Five Things Fathers Should Know About Adoption
In many ways, considering adoption and adoptive placement are the same for
mothers and fathers. In others, the experience is very different. Obviously, the
physical experience differs, as only the mother carries the child and gives birth.
Another significant difference relates to rights. Fathers should not assume that they
have the rights of a parent.
1. Fathers Can Have a Say in Adoption.
Although a child has two biological parents, the rights of those parents may not be the same. For this reason, it is important for a biological father to understand his rights. Just because he is a biological father does not mean that he has legal rights; he does, however, have an opportunity to assert and establish rights. Once a father properly asserts his rights, he will generally be entitled to notice of any adoption proceedings and his consent to the adoption will probably be required.
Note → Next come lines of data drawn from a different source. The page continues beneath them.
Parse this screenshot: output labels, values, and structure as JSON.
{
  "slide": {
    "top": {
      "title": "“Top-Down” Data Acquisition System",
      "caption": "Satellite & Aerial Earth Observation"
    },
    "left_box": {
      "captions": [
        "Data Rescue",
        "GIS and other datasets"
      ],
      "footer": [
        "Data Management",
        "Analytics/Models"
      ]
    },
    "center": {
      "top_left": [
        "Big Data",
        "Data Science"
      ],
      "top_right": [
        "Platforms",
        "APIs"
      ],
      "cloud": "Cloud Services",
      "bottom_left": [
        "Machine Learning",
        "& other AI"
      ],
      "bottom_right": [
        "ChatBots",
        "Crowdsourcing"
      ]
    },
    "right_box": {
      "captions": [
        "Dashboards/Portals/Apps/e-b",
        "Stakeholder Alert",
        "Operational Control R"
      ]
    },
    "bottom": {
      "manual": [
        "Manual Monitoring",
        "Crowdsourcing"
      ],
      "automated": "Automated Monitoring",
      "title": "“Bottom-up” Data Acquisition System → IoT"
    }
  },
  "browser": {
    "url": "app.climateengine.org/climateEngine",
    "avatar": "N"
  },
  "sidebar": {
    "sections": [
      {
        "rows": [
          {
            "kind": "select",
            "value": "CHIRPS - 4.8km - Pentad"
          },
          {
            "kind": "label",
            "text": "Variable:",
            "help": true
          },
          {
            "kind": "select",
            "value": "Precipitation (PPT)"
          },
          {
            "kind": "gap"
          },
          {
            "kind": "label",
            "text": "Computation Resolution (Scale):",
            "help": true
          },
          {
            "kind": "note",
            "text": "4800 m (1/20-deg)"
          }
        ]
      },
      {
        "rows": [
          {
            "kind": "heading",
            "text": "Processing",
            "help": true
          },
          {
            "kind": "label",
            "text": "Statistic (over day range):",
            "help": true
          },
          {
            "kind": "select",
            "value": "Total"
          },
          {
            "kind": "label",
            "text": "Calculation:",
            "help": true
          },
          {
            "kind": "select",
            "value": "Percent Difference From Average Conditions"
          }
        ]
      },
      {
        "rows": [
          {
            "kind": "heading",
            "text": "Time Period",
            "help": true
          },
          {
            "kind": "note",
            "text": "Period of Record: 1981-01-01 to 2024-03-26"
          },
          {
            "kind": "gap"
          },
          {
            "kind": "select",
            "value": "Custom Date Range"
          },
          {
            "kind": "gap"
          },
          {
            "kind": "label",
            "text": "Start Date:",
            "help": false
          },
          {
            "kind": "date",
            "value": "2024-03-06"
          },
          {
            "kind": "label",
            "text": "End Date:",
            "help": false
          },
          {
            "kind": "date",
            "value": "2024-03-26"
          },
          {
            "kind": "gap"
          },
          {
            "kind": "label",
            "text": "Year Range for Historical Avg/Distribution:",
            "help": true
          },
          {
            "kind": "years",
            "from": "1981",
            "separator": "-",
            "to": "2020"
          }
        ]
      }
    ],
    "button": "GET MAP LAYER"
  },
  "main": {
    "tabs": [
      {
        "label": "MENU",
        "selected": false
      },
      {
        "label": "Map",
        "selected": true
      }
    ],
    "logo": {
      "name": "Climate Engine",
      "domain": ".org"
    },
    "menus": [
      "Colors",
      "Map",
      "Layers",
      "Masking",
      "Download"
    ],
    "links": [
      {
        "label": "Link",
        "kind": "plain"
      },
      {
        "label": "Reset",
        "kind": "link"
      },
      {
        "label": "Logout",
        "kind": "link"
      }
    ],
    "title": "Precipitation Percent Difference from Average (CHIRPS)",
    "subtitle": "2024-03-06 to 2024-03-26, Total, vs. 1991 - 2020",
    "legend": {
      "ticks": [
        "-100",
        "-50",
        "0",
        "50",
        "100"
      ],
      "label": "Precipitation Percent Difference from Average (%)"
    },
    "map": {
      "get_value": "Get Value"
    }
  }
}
2. A Father May Need to Take Action to Establish and Protect His Rights.
A mother’s rights are generally established by her giving birth to a child. The
hospital documents the birth and notifies the State vital records office, who issues a
birth certificate naming her as the mother. For a father, however, the birth alone
does not make him a legal father. He must act to assert his rights. This is commonly
done by one of the following:
- Marriage to the mother A father who is married to the mother at the time the child is conceived or born is recognized as the child’s father.
- Listing on the Birth Certificate If the mother and father both sign appropriate state forms naming the father, he will be listed on the birth certificate and recognized as the child’s father.
- Court Order A court order may establish the father’s rights. Court cases to establish paternity may be brought by a father, a mother or the State. A father may need to (1) file a court case, (2) respond to notices regarding adoption and paternity or (3) file with a state father’s registry in order to assert his rights.
A father who fails to act to establish his rights may not have any rights.
3. A Father Should Not Procrastinate Asserting His Rights.
If a father does not act in a timely fashion to establish and protect his rights, he may not have any rights. Procedures vary from state to state, but in every state a father may lose his rights if he does not act in a timely fashion to protect them. In many situations, a father needs to take action, such as providing financial and emotional support for the mother or registering with a state father’s registry, before the child is born. A father who delays asserting his rights may lose them.
4. Financial and Emotional Support for the Mother Are Important.
Commencing legal action to establish paternity, responding to legal notices regarding adoption and registering with a state father’s registry are all important steps to assert paternity. Additionally, however, and perhaps most importantly, a father seeking to assert his rights should provide financial and emotional support to the mother before the baby is born. Mothers generally incur expenses in connection with their pregnancy and require emotional support to assist them. A father who fails to provide such support may be deemed to have abandoned his rights. Even if a mother resists help, it is important that a father offer financial and emotional
5. A Father Should Consult an Attorney Regarding His Rights.
Determining a father’s rights can be complex and confusing. For this reason, fathers are best served by identifying a competent attorney who can provide advice regarding those rights and how to assert them.